Even on its own, opening cut "Golden Boy" is worth the price of admission. Written for a sampler EP curated by Paul Lukas, (former editor of food-packaging design zine Beer Frame and current editor of sports uniform blog Uni Watch), the tune strings a clumsy chord progression through a boombox-recorded call to follow in Christ's footsteps while buying tins of boiled peanuts along the way.

"If thine enemy oppresseth you
You must let him oppress you some more
So that when you go shopping in paradise
You'll find those magnificent peanuts from Singapore"

Ducktails - Ducktails
(2009 Not Not Fun)

As suited for the planetarium as it is the overcast shores of the Northeastern United States, Matt Mondanile's self-titled debut album as Ducktails bottles the sea-salted air of his native New Jersey and launches this atmospheric canister into the cosmos via space-rock riffage. Phase-shifted guitars lap at drum machine loops, leaving the impression of their ebb in the sand. It trickles through the gaps between your fingers: Ducktails pushes the meditative capacity of the early Chillwave scene to Zen-like levels. Ripples of washed-out synthesizer bob on a crest of reverb at mantric intervals as suited to their surroundings as the occasional rumble of a freezer's ice machine in the kitchen or a washer/dryer's distant tremor. When a CD's artwork boasts the allure of Jan Anderzen's post-NAFTA tapestry, it's hard to leave it on the display rack.

2nd Avenue Records

Hugh - Crush
(1994 Mafia Money)

Dollar bins have yet to steer me wrong.

Having a limited time to browse their selection of vinyl, I focused solely on 2nd Street Records' crates of long-forgotten singles, shuffling through columns of square artwork until a certain image would pique my curiosity. I'm not ashamed to say that I do judge albums by their cover art.

Few records have looked as promising at first glance as Hugh's Crush. It's so non-descript that it, oddly enough, begs to be noticed. Something about the way its royal blue title, (printed in the same font I use on the front page of my zines), sits uncomfortably atop its murky backdrop is intensified by the vague creepiness of a Felix the Cat doll. The graphic feels like a spiritual successor to @cursedimages on Twitter: it is unnerving in its lack of clarity and context.
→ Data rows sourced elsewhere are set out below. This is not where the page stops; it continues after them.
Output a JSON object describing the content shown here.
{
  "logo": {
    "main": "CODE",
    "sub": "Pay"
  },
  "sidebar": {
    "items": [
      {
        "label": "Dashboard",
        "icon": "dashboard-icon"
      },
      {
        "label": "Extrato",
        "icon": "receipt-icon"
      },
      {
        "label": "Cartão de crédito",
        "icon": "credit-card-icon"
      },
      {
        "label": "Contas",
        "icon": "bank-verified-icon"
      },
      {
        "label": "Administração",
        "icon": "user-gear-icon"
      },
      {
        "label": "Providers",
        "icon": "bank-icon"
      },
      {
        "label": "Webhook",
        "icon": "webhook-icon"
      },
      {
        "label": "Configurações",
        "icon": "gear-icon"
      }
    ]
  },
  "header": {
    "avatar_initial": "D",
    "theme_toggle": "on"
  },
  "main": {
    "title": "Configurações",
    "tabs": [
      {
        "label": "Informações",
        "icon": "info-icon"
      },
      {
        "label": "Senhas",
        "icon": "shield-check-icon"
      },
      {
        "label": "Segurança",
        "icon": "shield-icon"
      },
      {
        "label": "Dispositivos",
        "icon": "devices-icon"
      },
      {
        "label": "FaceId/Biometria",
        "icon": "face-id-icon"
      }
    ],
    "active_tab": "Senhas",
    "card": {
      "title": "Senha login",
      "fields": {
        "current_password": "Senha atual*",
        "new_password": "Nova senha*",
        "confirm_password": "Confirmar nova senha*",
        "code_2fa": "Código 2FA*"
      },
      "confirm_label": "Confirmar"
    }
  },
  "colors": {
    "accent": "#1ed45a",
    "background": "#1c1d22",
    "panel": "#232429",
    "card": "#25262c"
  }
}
Crush is one of the most immediately gripping noise-pop releases I've listened to in quite a while, imbuing Neil Young's penchant for blown-out Maj7 chords with the endearing whine of Sunny Day Real Estate. Dropped squarely in the heat of emo's heyday, Hugh's first 7" release is my closest link to the genre's source.

Gerty Farish - Deadly Attackers
(1999 Menlo Park)

A cute record with even cuter album artwork, Deadly Attackers is an exercise in twee-simplicity. Playskool keyboard blips, squawks of rhythm guitar, and drum machine blast beats race at sprinters' paces towards an imagined finish line that promises apple pies and ice-cream sundaes served in plastic baseball helmets at the other end of the triathlon tape. According to the single's back cover, Gerty Farish are a duo that hailed from Brooklyn in the late-90s, but a quick Google search turns up next to nothing related to this particular 7". Despite the lack of info I've found concerning Deadly Attackers, I've uncovered some Youtube footage of the band playing a DIY show in Massachussets a couple of years before this record dropped. As rad as the music pressed onto this release is, I'm even more excited by the peek into the DIY culture of 1997 that it has led me to.